Carlos Tevez was back as the symbol of their best hopes and possibly their worst betrayal and his manager Roberto Mancini resigned himself to another night on a perilous divide between the enforcement of discipline and the need to make the best of the most bizarre riches a football manager ever owned.
In the end he had the bleakest of results. The compromises worked out on a day of tension at the Eastlands ground brought what they often do ... another source of the deepest regret. This was a terrible defeat at the hands of Everton. It was not so much a failure to reach for the top of the League but rather one to produce any evidence that they are any nearer to being a serious team.
The first half was less a football match and more a morality tale, the moral being that however much you spend on your team it doesn't mean a lot if you persevere with a captain who has turned the season into a one-man insurrection.
You are sending messages which are so mixed they might be coming out of a tumble dryer.
City appeared to be toughening their stance over Tevez, telling him to get back into the ranks and take the legal consequences of any continued rebellion against a contract reputed in some quarters to be worth around £1m a month. But he would keep the captaincy, normally the badge of the man most committed to the cause, by the simple device of withdrawing his transfer request.
City's resulting body language was so sullen it was hardly a surprise that Everton, for no better reason initially than that they looked like a team operating on roughly the same wave length, swept into the lead after just four minutes, Tim Cahill accepting, as he generally does, the offer of a free header. Then, almost cruelly in the circumstances, Everton started to look like a genuine football team as opposed to something dangerously resembling the richest rabble in all the game.
There is as yet no collective term for a group of disorientated super-rich footballers performing in sub-zero temperatures but given the demeanour of Tevez and his almost equally rewarded team-mate Yaya Touré a "snood" might do for the moment.
City's mood worsened, and Mancini's touched distraction, when Everton moved further ahead with a quite beautiful strike in the 19th minute. Victor Anichebe ran freely along the left, fed Cahill, who played in Leighton Baines for a fine shot across Joe Hart.
This was supposed to be the night City laid claim to the top of the Premier League but what was staring at them now was something entirely different. There could only be one response and, with some assistance from the reckless Anichebe, who was sent off for a second yellow card, the worst possibility of all, a total melt-down of a £250m team investment, was avoided.
City began to play, not with overwhelming coherence, not by any means, but with certain evidence that there was some considerable power and talent within their ranks.
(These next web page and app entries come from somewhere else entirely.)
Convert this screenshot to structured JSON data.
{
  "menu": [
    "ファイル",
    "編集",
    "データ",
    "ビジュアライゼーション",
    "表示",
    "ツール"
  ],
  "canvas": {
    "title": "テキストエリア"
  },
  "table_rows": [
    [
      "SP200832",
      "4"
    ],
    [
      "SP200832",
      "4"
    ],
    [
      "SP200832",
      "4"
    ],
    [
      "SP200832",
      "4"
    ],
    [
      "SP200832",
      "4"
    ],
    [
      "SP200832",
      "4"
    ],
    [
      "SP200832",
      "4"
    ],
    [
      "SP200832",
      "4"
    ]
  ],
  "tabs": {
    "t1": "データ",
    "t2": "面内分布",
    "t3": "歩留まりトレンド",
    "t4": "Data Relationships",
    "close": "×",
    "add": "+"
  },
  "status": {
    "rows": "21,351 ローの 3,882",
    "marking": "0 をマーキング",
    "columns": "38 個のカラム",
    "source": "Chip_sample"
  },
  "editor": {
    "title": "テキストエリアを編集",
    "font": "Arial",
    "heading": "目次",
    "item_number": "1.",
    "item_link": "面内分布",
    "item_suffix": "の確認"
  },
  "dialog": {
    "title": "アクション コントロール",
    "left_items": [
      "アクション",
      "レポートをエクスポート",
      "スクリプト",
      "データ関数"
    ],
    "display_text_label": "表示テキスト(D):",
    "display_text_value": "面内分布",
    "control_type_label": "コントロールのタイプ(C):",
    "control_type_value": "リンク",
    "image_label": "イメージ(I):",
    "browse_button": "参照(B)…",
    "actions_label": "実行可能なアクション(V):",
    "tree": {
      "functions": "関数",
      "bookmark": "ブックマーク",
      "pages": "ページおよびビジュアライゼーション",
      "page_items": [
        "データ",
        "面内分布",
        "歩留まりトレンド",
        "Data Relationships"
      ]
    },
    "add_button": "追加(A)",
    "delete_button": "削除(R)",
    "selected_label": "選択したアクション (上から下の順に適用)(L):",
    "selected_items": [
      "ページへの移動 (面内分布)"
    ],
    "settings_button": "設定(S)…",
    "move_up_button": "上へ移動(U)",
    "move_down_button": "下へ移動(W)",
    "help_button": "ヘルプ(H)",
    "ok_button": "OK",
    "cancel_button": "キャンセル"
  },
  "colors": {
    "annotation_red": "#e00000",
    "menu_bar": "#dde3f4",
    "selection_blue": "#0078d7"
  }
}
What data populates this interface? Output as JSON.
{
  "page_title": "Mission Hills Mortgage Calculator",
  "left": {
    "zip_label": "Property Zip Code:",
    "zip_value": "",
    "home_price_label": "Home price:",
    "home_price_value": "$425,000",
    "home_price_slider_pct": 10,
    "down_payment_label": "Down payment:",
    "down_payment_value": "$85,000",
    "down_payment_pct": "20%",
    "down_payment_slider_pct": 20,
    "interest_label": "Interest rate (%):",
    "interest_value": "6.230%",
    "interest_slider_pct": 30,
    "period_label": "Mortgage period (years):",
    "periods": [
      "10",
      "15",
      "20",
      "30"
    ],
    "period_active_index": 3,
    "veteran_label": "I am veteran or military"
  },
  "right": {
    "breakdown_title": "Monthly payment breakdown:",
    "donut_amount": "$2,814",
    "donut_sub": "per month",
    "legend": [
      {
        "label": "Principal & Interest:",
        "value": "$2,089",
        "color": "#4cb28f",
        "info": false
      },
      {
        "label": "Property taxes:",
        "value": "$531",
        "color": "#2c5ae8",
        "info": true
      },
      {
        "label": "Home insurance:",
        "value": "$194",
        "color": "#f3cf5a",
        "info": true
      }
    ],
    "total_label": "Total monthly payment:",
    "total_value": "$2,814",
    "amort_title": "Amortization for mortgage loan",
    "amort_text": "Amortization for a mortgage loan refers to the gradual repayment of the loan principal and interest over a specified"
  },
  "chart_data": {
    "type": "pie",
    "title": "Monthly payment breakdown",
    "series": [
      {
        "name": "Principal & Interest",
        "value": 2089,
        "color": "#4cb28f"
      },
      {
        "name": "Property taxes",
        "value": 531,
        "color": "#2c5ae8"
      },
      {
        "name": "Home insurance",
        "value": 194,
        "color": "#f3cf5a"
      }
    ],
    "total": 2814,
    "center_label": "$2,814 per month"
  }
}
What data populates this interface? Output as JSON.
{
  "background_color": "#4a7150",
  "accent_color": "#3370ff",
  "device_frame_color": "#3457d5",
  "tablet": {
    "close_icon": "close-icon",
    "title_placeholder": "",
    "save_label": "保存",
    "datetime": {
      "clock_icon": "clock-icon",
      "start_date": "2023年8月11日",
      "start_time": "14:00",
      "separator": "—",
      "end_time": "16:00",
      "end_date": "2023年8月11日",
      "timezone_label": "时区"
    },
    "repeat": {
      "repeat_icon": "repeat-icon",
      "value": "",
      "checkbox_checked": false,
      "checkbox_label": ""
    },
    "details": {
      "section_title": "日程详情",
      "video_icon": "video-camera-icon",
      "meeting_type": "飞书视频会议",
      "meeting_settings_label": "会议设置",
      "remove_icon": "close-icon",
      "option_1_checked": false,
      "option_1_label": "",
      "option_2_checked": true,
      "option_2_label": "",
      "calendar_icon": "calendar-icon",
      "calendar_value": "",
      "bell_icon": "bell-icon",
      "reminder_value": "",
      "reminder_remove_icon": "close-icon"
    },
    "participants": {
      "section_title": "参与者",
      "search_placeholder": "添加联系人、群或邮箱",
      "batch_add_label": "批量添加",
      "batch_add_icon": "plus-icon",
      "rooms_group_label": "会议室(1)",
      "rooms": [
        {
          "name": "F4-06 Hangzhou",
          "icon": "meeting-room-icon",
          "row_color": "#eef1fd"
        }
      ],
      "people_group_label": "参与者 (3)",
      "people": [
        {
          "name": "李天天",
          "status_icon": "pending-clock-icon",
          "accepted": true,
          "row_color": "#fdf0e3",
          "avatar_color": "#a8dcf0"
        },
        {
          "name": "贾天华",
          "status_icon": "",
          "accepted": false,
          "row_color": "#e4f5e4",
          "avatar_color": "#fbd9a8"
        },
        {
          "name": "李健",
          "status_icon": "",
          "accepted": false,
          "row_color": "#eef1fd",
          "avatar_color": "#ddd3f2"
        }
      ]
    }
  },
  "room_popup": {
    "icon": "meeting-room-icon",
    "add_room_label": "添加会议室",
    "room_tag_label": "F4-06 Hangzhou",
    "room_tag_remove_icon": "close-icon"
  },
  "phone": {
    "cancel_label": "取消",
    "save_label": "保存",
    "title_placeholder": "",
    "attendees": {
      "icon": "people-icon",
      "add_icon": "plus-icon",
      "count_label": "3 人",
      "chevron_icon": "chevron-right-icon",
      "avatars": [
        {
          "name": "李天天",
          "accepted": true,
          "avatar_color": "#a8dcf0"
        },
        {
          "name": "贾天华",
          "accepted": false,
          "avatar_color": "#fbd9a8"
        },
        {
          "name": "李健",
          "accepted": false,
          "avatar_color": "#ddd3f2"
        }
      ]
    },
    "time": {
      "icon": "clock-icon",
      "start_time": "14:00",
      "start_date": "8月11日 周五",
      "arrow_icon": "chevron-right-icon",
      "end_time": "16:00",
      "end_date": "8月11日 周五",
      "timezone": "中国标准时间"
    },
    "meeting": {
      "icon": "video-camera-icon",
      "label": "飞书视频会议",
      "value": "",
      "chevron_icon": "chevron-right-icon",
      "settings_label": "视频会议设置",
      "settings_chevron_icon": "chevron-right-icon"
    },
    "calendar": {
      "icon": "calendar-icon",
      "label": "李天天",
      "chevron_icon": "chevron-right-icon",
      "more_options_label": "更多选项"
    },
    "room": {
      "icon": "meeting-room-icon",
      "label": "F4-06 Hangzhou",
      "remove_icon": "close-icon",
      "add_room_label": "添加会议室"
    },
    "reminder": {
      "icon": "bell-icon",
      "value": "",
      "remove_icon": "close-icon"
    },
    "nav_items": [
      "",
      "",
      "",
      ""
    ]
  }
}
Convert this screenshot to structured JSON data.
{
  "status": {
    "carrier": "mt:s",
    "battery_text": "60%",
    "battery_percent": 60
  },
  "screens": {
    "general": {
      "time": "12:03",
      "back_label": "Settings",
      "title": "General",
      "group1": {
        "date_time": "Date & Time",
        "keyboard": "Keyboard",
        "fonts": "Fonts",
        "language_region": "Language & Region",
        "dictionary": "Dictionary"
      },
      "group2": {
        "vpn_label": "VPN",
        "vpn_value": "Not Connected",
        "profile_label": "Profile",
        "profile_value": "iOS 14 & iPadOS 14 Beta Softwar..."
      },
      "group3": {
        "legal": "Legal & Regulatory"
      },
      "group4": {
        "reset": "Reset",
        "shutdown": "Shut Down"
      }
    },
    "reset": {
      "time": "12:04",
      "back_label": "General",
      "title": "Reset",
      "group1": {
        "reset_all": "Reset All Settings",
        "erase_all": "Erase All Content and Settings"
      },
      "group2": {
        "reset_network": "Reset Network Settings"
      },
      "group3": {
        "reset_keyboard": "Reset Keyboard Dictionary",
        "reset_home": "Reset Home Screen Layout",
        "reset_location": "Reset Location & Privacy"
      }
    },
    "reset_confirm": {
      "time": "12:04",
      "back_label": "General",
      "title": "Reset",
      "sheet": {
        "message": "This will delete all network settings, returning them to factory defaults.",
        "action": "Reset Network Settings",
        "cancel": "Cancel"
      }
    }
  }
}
A Phil Jagielka own goal reduced the lead and with Adam Johnson on for another visit from the bench, 10-man Everton were plainly going to be stretched to some rather impressive levels of resistance.
Even Tevez rallied himself into a little more more meaningful action and Mario Balotelli came within an inch of a equaliser which would surely have come against less resolute defence. But then Everton held, despite being one man down until the last 30 seconds. They had hung on desperately enough – but they did look like a team.Reuse content